ELMIRA, N.Y. (WETM) – A 12-foot-high replica stockade fence will be going up at the former site of Camp Rathbun on Windsor Avenue, more commonly known as “Hellmira.”
“It will be a 12 foot high wall, and it will have a parapet for the garden mounts and we’re thinking anywhere between a 40 to 50 foot section of it,” said Douglas Oakes, a board member of the ‘Friends of the Elmira Civil War Prison Camp,’ a volunteer group working to educate people about the history of the camp.
From 1864 to 1865, the original stockade surrounded about 40 acres, where a more than 12,000 confederate soldiers were held as prisoners. From training to recruiting, Elmira at the time was playing a key role in the North’s war effort.
The existing prisons overflowed and we ended up with the overflow,” said Terri Olszowy, a board member of ‘Friends of the Elmira Civil War Prison Camp.’
Some of the prisoners were housed in 30 former barracks buildings, that could hold about 100 men each. The rest were housed in standard army issued tents. Nearly 3,000 soldiers did not survive a particularly harsh winter, and outbreak of disease.
“We have soldiers who are coming up from the deep South,” said Olszowy. “While they do have winters and cold weather down there. This was a bit extreme. It was extreme for the locals. When you think about it, chronic diarrhea and dysentery today are easily fixed with medications that were not available, the same thing with smallpox.”
“The problem is, is during the Civil War, nobody knew really how to handle large numbers of prisoners. The logistics of prison camps was horrendous, across the board, North and South. Don’t get me wrong conditions were very harsh here. People suffered here as prisoners of war. But that wasn’t necessarily an intentional attempt,” said Olszowy.
“As they passed away, there was a structure called the Dead House, where they built actual coffins and then the coffins were picked up by a contractor, and the contractors name was John W. Jones. His museum is just up the road across from the cemetery itself.
John W. Jones was a former slave who escaped from a plantation in Virginia. He settled in Elmira and became a key figure in the Underground Railroad. Jones also worked to identify the 2,973 Confederate soldiers who died in “Hellmira.” Because of his work, the soldiers are resting at Woodlawn National Cemetery.
“The body was cleaned up. It was laid in the into the box. They filled out a piece of paper with the guy’s name and unit information on it. Put it in a little glass bottle and stuck it under his arm. They held up the coffin, and then Jones would take it up to the camp.” said Olszowy.
“He is credited for maintaining the roster to the point where just about every grave marker up there has a name and a unit on it, which is unusual for a lot of mass burials. In the Civil War, a lot of times it was just an open trench and bodies got chucked in.”
The camp is also partnering with Elmira College for a symposium the weekend of August 4th, that will include lectures, tours of Civil War sites, and book signings.

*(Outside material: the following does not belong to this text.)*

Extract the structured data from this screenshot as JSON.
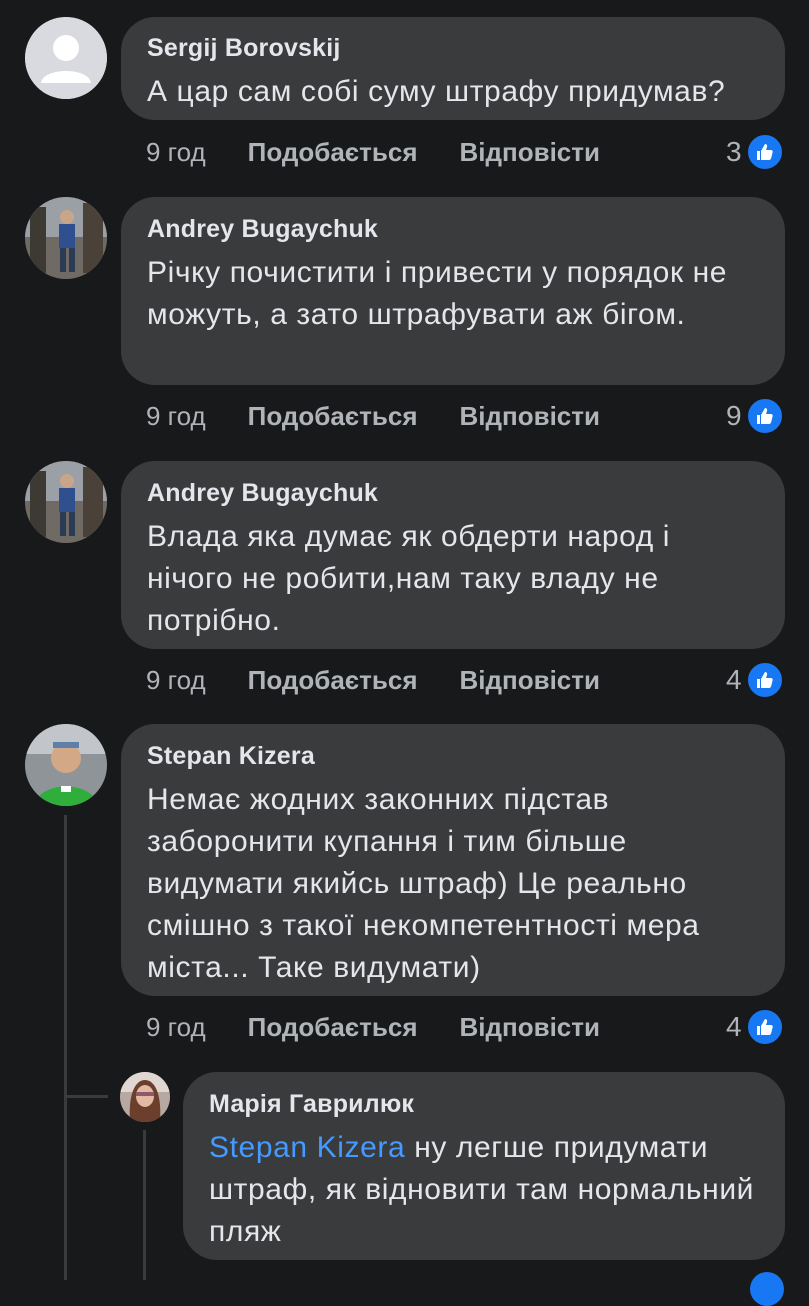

“I constantly hear comments from people that have lived here their entire lives. They had no idea what history, what Civil War history went on here,” said Martin Chalk, president of the Friends of the Elmira Civil War Prison Camp. Mr. Chalk is also a Chemung County Legislator, representing the City of Elmira.
“Everything that’s been done here has been done pretty much with private donations. So, we will be looking for additional help as we build the stockade and as we move forward, but we feel it’s very important building knowledge and building buildings,” said Chalk. “We want to continue to build. We want to build knowledge, and we want to build places that people can come and see.”
“We encourage folks to come down and learn about all the extra history that nobody knows about, kind of like Hidden History, if you will,” said Olszowy.
The hope is to break ground on the stockade fence this Fall and have it completed by the Spring of 2024. The goal is to also build a new museum and research center, but that plan is still in its early stages.
The camp is open saturdays from 10:30 a.m. to 2:30 p.m. For more information about the upcoming symposium with Elmira College on August 4-6, click here.